Copy the records below word for word, leaving out nothing.

(Collected data)

━━━

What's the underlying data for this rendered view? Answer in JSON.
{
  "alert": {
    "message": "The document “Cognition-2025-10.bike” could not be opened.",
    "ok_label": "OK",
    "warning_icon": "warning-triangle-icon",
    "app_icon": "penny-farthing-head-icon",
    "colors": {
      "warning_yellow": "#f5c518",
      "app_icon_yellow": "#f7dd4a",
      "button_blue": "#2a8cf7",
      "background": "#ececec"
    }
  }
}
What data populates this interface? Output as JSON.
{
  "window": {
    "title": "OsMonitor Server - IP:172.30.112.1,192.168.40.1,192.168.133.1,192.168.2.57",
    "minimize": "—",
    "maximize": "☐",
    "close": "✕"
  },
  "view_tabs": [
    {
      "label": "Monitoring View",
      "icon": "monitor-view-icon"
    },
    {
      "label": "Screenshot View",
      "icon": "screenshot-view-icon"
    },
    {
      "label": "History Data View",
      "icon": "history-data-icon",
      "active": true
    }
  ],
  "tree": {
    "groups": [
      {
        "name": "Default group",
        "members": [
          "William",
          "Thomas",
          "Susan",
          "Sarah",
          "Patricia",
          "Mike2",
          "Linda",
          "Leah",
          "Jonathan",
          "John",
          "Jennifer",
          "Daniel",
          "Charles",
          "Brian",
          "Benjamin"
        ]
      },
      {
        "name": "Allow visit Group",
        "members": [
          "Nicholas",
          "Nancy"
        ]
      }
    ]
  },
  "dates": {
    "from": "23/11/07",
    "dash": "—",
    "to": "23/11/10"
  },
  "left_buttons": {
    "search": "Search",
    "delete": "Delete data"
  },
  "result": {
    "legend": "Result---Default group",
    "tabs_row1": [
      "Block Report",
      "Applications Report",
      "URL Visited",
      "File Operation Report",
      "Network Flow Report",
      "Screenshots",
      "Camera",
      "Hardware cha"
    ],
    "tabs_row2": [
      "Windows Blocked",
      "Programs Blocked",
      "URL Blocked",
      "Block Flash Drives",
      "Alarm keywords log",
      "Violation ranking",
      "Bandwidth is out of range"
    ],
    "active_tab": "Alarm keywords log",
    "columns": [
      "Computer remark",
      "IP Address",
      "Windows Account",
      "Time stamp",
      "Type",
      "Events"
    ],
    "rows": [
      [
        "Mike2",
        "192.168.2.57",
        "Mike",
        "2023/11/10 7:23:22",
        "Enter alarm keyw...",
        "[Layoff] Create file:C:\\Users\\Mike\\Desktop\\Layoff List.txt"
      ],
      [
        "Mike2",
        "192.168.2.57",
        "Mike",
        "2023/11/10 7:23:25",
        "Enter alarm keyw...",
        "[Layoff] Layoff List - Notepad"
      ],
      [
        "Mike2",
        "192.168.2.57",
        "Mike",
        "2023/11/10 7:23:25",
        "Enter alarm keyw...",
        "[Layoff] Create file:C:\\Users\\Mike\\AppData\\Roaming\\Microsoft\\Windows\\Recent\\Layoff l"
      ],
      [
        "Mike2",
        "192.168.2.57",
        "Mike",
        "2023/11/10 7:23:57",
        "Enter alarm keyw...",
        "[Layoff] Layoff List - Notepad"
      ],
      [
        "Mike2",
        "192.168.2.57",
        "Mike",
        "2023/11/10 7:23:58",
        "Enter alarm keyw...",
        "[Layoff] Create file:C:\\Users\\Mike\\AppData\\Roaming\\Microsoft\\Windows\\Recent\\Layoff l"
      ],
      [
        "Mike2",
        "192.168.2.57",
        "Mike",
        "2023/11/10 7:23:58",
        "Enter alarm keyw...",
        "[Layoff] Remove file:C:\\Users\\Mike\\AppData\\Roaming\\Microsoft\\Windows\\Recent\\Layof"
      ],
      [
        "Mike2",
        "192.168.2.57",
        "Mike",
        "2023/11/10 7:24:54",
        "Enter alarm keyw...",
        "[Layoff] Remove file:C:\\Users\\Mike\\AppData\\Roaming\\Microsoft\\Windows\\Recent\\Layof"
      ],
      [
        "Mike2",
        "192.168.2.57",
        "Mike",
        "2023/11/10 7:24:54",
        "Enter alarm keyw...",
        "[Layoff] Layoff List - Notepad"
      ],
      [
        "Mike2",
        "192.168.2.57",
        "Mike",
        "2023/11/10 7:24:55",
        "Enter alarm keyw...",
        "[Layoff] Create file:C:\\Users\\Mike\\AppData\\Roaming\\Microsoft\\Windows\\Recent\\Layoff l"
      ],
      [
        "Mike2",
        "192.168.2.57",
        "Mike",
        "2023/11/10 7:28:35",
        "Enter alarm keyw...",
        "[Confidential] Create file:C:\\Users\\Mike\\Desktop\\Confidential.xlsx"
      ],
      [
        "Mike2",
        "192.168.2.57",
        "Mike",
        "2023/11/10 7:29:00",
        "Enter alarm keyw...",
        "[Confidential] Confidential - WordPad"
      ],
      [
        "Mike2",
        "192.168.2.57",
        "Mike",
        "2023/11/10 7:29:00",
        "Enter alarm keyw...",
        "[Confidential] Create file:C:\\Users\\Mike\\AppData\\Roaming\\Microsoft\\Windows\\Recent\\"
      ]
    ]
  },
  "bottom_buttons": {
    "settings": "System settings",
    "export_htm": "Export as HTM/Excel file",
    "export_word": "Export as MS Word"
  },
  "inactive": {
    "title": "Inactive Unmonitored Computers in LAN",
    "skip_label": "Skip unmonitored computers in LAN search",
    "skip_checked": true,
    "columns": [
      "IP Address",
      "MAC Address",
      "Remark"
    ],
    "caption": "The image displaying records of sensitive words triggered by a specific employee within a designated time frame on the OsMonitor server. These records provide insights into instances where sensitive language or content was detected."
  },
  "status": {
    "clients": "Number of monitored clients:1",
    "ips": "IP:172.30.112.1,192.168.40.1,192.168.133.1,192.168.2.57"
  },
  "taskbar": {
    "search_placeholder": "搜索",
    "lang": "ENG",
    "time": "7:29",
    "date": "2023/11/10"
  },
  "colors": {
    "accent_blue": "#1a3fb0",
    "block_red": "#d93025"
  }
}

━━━

• **Written response**
What's the underlying data for this rendered view? Answer in JSON.
{
  "alert": {
    "message": "The document “Cognition-2025-10.bike” could not be opened.",
    "ok_label": "OK",
    "warning_icon": "warning-triangle-icon",
    "app_icon": "penny-farthing-head-icon",
    "colors": {
      "warning_yellow": "#f5c518",
      "app_icon_yellow": "#f7dd4a",
      "button_blue": "#2a8cf7",
      "background": "#ececec"
    }
  }
}
What data populates this interface? Output as JSON.
{
  "window": {
    "title": "OsMonitor Server - IP:172.30.112.1,192.168.40.1,192.168.133.1,192.168.2.57",
    "minimize": "—",
    "maximize": "☐",
    "close": "✕"
  },
  "view_tabs": [
    {
      "label": "Monitoring View",
      "icon": "monitor-view-icon"
    },
    {
      "label": "Screenshot View",
      "icon": "screenshot-view-icon"
    },
    {
      "label": "History Data View",
      "icon": "history-data-icon",
      "active": true
    }
  ],
  "tree": {
    "groups": [
      {
        "name": "Default group",
        "members": [
          "William",
          "Thomas",
          "Susan",
          "Sarah",
          "Patricia",
          "Mike2",
          "Linda",
          "Leah",
          "Jonathan",
          "John",
          "Jennifer",
          "Daniel",
          "Charles",
          "Brian",
          "Benjamin"
        ]
      },
      {
        "name": "Allow visit Group",
        "members": [
          "Nicholas",
          "Nancy"
        ]
      }
    ]
  },
  "dates": {
    "from": "23/11/07",
    "dash": "—",
    "to": "23/11/10"
  },
  "left_buttons": {
    "search": "Search",
    "delete": "Delete data"
  },
  "result": {
    "legend": "Result---Default group",
    "tabs_row1": [
      "Block Report",
      "Applications Report",
      "URL Visited",
      "File Operation Report",
      "Network Flow Report",
      "Screenshots",
      "Camera",
      "Hardware cha"
    ],
    "tabs_row2": [
      "Windows Blocked",
      "Programs Blocked",
      "URL Blocked",
      "Block Flash Drives",
      "Alarm keywords log",
      "Violation ranking",
      "Bandwidth is out of range"
    ],
    "active_tab": "Alarm keywords log",
    "columns": [
      "Computer remark",
      "IP Address",
      "Windows Account",
      "Time stamp",
      "Type",
      "Events"
    ],
    "rows": [
      [
        "Mike2",
        "192.168.2.57",
        "Mike",
        "2023/11/10 7:23:22",
        "Enter alarm keyw...",
        "[Layoff] Create file:C:\\Users\\Mike\\Desktop\\Layoff List.txt"
      ],
      [
        "Mike2",
        "192.168.2.57",
        "Mike",
        "2023/11/10 7:23:25",
        "Enter alarm keyw...",
        "[Layoff] Layoff List - Notepad"
      ],
      [
        "Mike2",
        "192.168.2.57",
        "Mike",
        "2023/11/10 7:23:25",
        "Enter alarm keyw...",
        "[Layoff] Create file:C:\\Users\\Mike\\AppData\\Roaming\\Microsoft\\Windows\\Recent\\Layoff l"
      ],
      [
        "Mike2",
        "192.168.2.57",
        "Mike",
        "2023/11/10 7:23:57",
        "Enter alarm keyw...",
        "[Layoff] Layoff List - Notepad"
      ],
      [
        "Mike2",
        "192.168.2.57",
        "Mike",
        "2023/11/10 7:23:58",
        "Enter alarm keyw...",
        "[Layoff] Create file:C:\\Users\\Mike\\AppData\\Roaming\\Microsoft\\Windows\\Recent\\Layoff l"
      ],
      [
        "Mike2",
        "192.168.2.57",
        "Mike",
        "2023/11/10 7:23:58",
        "Enter alarm keyw...",
        "[Layoff] Remove file:C:\\Users\\Mike\\AppData\\Roaming\\Microsoft\\Windows\\Recent\\Layof"
      ],
      [
        "Mike2",
        "192.168.2.57",
        "Mike",
        "2023/11/10 7:24:54",
        "Enter alarm keyw...",
        "[Layoff] Remove file:C:\\Users\\Mike\\AppData\\Roaming\\Microsoft\\Windows\\Recent\\Layof"
      ],
      [
        "Mike2",
        "192.168.2.57",
        "Mike",
        "2023/11/10 7:24:54",
        "Enter alarm keyw...",
        "[Layoff] Layoff List - Notepad"
      ],
      [
        "Mike2",
        "192.168.2.57",
        "Mike",
        "2023/11/10 7:24:55",
        "Enter alarm keyw...",
        "[Layoff] Create file:C:\\Users\\Mike\\AppData\\Roaming\\Microsoft\\Windows\\Recent\\Layoff l"
      ],
      [
        "Mike2",
        "192.168.2.57",
        "Mike",
        "2023/11/10 7:28:35",
        "Enter alarm keyw...",
        "[Confidential] Create file:C:\\Users\\Mike\\Desktop\\Confidential.xlsx"
      ],
      [
        "Mike2",
        "192.168.2.57",
        "Mike",
        "2023/11/10 7:29:00",
        "Enter alarm keyw...",
        "[Confidential] Confidential - WordPad"
      ],
      [
        "Mike2",
        "192.168.2.57",
        "Mike",
        "2023/11/10 7:29:00",
        "Enter alarm keyw...",
        "[Confidential] Create file:C:\\Users\\Mike\\AppData\\Roaming\\Microsoft\\Windows\\Recent\\"
      ]
    ]
  },
  "bottom_buttons": {
    "settings": "System settings",
    "export_htm": "Export as HTM/Excel file",
    "export_word": "Export as MS Word"
  },
  "inactive": {
    "title": "Inactive Unmonitored Computers in LAN",
    "skip_label": "Skip unmonitored computers in LAN search",
    "skip_checked": true,
    "columns": [
      "IP Address",
      "MAC Address",
      "Remark"
    ],
    "caption": "The image displaying records of sensitive words triggered by a specific employee within a designated time frame on the OsMonitor server. These records provide insights into instances where sensitive language or content was detected."
  },
  "status": {
    "clients": "Number of monitored clients:1",
    "ips": "IP:172.30.112.1,192.168.40.1,192.168.133.1,192.168.2.57"
  },
  "taskbar": {
    "search_placeholder": "搜索",
    "lang": "ENG",
    "time": "7:29",
    "date": "2023/11/10"
  },
  "colors": {
    "accent_blue": "#1a3fb0",
    "block_red": "#d93025"
  }
}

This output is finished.